This is a true story.
Walking along the ocean on a summer day, I nearly walked into a woman who worked where I work but in a different department. I hadn’t seen her for a while and recollected that I should be feeling a little guilty as she was leading a committee that I was supposed to be an important member but I had yet to attend a meeting.
Our greeting was a little strained, awkward I’d say. I thought she was mad because I’d blown off her meetings despite numerous reminders.
I did what I always do when I’m at fault: “Hiiiiii!!! It’s great to see you! Wow!!!! It’s been a while!!” with a really big, forced smile.
It wasn’t well received. She barely looked at me, sighed a lot and said she was doing all right.
Eeesh, I was notorious for blowing off meetings! Why was she acting like it was all personal? I didn’t really know her well but we’d always been superficially friendly. An uncomfortable silence began to uncomfortably lengthen as she scanned the horizon.
I started to feel pretty guilty. Here was a woman who took the time to organize a monthly meeting, send out at least 50 reminders and block off my “meeting maker” on my work calendar (a feat I had yet to figure out) and I’d blown her off a minimum of three times (maybe more, I will also admit I deleted her e-mails without reading them).
I had no recourse, my behavior was rude, an apology was called for. “Look,” I began sheepishly, “I’m sorry—” and that’s as far as I got when she cut me off.
“It’s been hard, really hard (sigh), I know it was wrong (sigh), we were wrong! And we got caught! (sigh). I get all that (sigh), I really do.”
—really, really sorry…” I ended lamely.
Well… this had become rather awkward!

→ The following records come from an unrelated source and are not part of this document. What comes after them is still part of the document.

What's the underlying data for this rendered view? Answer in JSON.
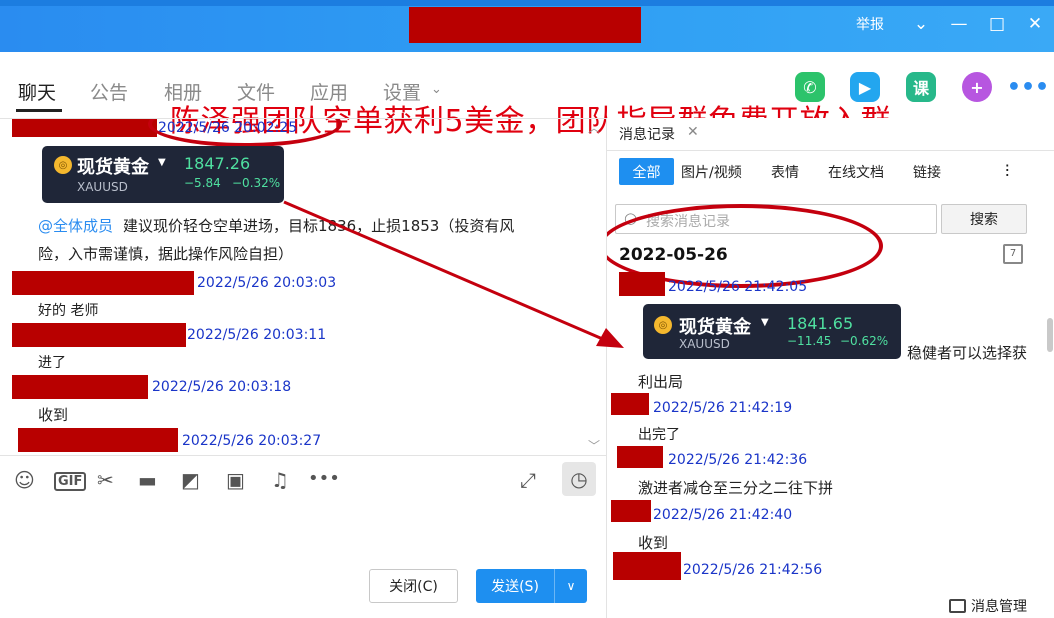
{
  "titlebar": {
    "report": "举报",
    "min": "—",
    "max": "□",
    "close": "✕",
    "dropdown": "⌄"
  },
  "banner": "陈泽强团队空单获利5美金，团队指导群免费开放入群",
  "tabs": [
    "聊天",
    "公告",
    "相册",
    "文件",
    "应用",
    "设置"
  ],
  "chat": {
    "first_ts": "2022/5/26 20:02:25",
    "card": {
      "name": "现货黄金",
      "code": "XAUUSD",
      "price": "1847.26",
      "change": "−5.84",
      "pct": "−0.32%"
    },
    "mention": "@全体成员",
    "advice_line1": "建议现价轻仓空单进场，目标1836，止损1853（投资有风",
    "advice_line2": "险，入市需谨慎，据此操作风险自担）",
    "messages": [
      {
        "ts": "2022/5/26 20:03:03",
        "text": "好的  老师"
      },
      {
        "ts": "2022/5/26 20:03:11",
        "text": "进了"
      },
      {
        "ts": "2022/5/26 20:03:18",
        "text": "收到"
      },
      {
        "ts": "2022/5/26 20:03:27",
        "text": ""
      }
    ]
  },
  "toolbar": {
    "close": "关闭(C)",
    "send": "发送(S)"
  },
  "panel": {
    "tab": "消息记录",
    "filters": [
      "全部",
      "图片/视频",
      "表情",
      "在线文档",
      "链接"
    ],
    "search_placeholder": "搜索消息记录",
    "search_button": "搜索",
    "date": "2022-05-26",
    "first_ts": "2022/5/26 21:42:05",
    "card": {
      "name": "现货黄金",
      "code": "XAUUSD",
      "price": "1841.65",
      "change": "−11.45",
      "pct": "−0.62%"
    },
    "card_tail": "稳健者可以选择获",
    "card_tail2": "利出局",
    "messages": [
      {
        "ts": "2022/5/26 21:42:19",
        "text": "出完了"
      },
      {
        "ts": "2022/5/26 21:42:36",
        "text": "激进者减仓至三分之二往下拼"
      },
      {
        "ts": "2022/5/26 21:42:40",
        "text": "收到"
      },
      {
        "ts": "2022/5/26 21:42:56",
        "text": ""
      }
    ],
    "manage": "消息管理"
  },
  "colors": {
    "accent": "#1e8ff0",
    "redact": "#b80000",
    "annotation": "#c4000e",
    "timestamp": "#1a35c8"
  }
}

She grabbed my hand with both of hers and looked at me. Oh no! There were tears in her eyes! My gut was telling me this wasn’t about her stupid committee. My smile went from really big and fake to really sympathetic and fake. I was casting about for memories of our superficial conversations and was coming up blank! There was nothing I knew of this woman that gave me the slightest clue of what she was talking about!
My only recourse was to nod sympathetically. Wrong! It encouraged her to keep talking!

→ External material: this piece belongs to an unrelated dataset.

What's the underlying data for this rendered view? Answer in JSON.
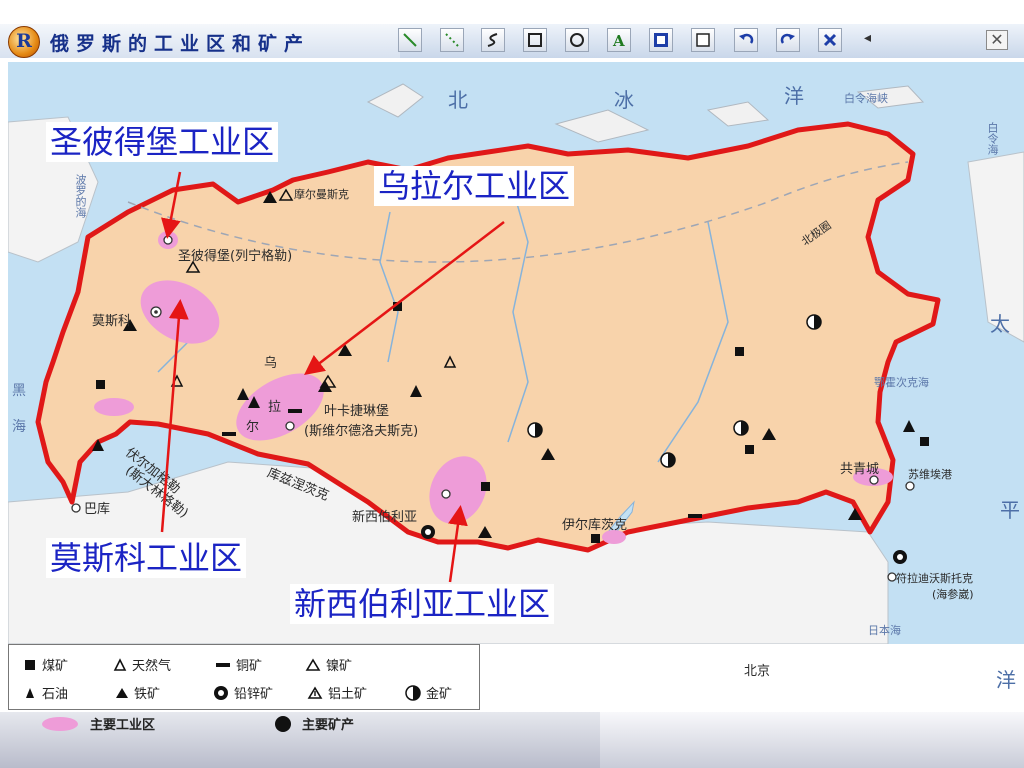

“I’m over the shock of it…and the depression…my mother was really worried…but I’m okay now… (she gave my hand an extra squeeze as my head bobbed up and down faster–maybe if I nodded faster she’d wrap up quickly!)
“Sometimes you need to do something really stupid to learn what’s important, right?” (another heartfelt hand squeeze)
I decided to start shaking my head instead of nodding. A “No” signal might indicate I wanted to end this conversation. Wrong again!
“Sometimes the hardest lessons are the ones you never want to learn.”
Good grief! Had she just put down a self-help booklet?
“Luckily I’ve been reading some really helpful books and I have some friends who were able to help me get my old job back…(I kept up the frantic shaking of my head–I must have looked like I was watching a manic ping-pong match)…so now I have the reverse commute,” she said with a sad smile.
“Well, I’m glad things are a little better now,” I extracted my hand and patted her shoulder, by the way, I was still shaking my head.
“I’ve been thinking of you and I know you’ll do great!” was my lame sign-off and it became even lamer when I saluted her and marched away, no actually I ran away in flip-flops.
What else could I do??? It was way too late to say, “I have no idea what you’re talking about!”
Clearly she was decimated by a terrible thing she had done at work and thankfully she was moving on. I didn’t want to distress her further by
1. making her fully relive the tale or
2. let her know she’d just revealed something she may not have wanted others to know.
Back at work I found the one person who I knew would know what happened. I relayed my story and confessed I had no idea the poor woman had been fired and wasn’t sure if it was known what happened throughout the workplace. I got the details which were funny–hilarious actually if you weren’t the one involved in the situation.
Let me guess, you’re thinking some sordid affair, a tawdry romance that either got caught by a co-worker or captured on camera, right? That was my number one.
How about stealing from the workplace? She worked in a department where she could possibly liberate property and goods that she might sell on e-bay or by word-of-mouth. That was my second thought. I was tapped out after those two ideas.
Well, how about a conference phone call gone horribly wrong? She and her buddy co-worker on a conference call with their district manager. The women at my place of business assumed their district manager hung up when said the meeting was over so they began making fun of just about every aspect of his character and physical being without hanging up on their end!!!! Unfortunately (and obviously) he hadn’t rung off and got an earful of exactly what these two young ladies thought of his abilities, mental prowess and physical attributes. It was not flattering. They were terminated immediately.
I am so glad I didn’t know this sad tale when I saw her. I laughed for about 20 minutes upon hearing the details and it’s entertained me for years when I think of it. I would have been hopelessly, heartlessly laughing at her as she sighed and brimmed over with tears. I would have sent her back to the dark, dark place from which she had so recently emerged with my lack of empathy. She had suffered and learned her lesson, she didn’t need my cruel sense of humor. All was on it’s way to ending well for her.
It’s a great story and quite a cautionary tale as well.